The name Brockhul is of Anglo-Saxon
origin and came from when the family lived near the brock-hole,
or badger hole. Brockholes is a small village in West Yorkshire
and true to its name is home to an extensive network of badger setts which are now carefully watched over by a local
badger protection group.
Early Origins of the Brockhul family
The surname Brockhul was first found in Lancashire
at the township of Myerscough. " This is one of the forest townships in the parish, the manor of which has been held of the duchy of Lancaster by the Brockholes family, whose ancestor resided here in the beginning of the 17th century." CITATION[CLOSE]
Lewis, Samuel, A Topographical Dictionary of England. Institute of Historical Research, 1848, Print.
Myerscough Hall was built in 1577 and was presumably the family seat.
Early History of the Brockhul family
This web page shows only a small excerpt of our Brockhul research.Another 161 words (12 lines of text) covering the years 130 and 1300 are included under the topic Early Brockhul History in all our PDF Extended History products and printed products wherever possible.
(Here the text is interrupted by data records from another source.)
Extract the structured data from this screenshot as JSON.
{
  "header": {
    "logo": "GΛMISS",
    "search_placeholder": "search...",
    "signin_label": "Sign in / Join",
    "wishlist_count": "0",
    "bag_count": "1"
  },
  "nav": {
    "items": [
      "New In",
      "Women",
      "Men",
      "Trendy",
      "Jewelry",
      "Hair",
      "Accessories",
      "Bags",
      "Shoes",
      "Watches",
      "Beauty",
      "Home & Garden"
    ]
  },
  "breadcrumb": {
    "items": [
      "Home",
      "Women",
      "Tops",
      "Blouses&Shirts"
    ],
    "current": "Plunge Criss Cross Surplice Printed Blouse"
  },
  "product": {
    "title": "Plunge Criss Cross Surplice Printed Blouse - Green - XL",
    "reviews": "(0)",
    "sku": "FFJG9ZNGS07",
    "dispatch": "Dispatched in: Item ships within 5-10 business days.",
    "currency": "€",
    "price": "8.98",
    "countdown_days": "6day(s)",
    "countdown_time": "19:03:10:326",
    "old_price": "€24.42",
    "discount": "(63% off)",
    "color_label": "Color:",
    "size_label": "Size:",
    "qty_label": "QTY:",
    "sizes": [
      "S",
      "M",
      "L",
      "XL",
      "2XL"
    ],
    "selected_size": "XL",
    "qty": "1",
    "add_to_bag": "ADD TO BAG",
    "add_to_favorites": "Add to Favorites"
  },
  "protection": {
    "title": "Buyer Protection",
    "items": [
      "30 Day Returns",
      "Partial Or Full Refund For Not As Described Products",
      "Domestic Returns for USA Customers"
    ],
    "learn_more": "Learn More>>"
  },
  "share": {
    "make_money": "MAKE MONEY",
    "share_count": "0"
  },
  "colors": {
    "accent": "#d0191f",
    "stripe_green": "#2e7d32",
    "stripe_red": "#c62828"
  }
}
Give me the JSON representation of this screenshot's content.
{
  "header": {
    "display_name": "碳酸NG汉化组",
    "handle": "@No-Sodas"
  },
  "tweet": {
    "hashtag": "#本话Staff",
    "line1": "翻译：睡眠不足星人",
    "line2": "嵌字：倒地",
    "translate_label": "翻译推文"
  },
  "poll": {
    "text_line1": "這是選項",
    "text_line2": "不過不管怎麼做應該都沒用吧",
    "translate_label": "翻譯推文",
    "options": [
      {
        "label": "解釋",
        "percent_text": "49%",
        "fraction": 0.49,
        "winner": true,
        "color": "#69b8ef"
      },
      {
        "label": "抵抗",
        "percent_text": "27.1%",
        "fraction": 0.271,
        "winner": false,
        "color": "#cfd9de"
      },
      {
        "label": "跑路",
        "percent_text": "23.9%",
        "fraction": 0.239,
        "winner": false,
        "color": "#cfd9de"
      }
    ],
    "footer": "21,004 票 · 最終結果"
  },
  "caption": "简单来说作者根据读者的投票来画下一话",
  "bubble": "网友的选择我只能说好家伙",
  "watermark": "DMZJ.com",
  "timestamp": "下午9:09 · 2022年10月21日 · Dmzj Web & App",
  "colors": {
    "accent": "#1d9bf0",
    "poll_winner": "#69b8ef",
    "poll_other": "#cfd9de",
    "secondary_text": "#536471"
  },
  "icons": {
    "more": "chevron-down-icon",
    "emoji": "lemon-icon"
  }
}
Brockhul Spelling Variations
It is only in the last few hundred
years that the English language has been standardized. For that reason, early Anglo-Saxon
surnames like Brockhul are characterized by many spelling variations
. As the English language changed and incorporated elements of other European languages, even literate people changed the spelling of their names. Scribes and monks in the Middle Ages spelled names they sounded, so it is common to find several variations that refer to a single person. The variations of the name Brockhul include: Brockholles, Brockholes, Brockholle, Brockhole and many more.
Early Notables of the Brockhul family (pre 1700)
Another 19 words (1 lines of text) are included under the topic Early Brockhul Notables in all our PDF Extended History products and printed products wherever possible.
Migration of the Brockhul family to the New World and Oceana
Many English families tired of political and religious strife left Britain for the new colonies in North America. Although the trip itself offered no relief - conditions on the ships were extremely cramped, and many travelers arrived diseased, starving, and destitute - these immigrants believed the opportunities that awaited them were worth the risks. Once in the colonies, many of the families did indeed prosper and, in turn, made significant contributions to the culture and economies of the growing colonies. An inquiry into the early roots of North American families has revealed a number of immigrants bearing the name Brockhul or a variant listed above: John Brockhole who settled in Virginia in 1747.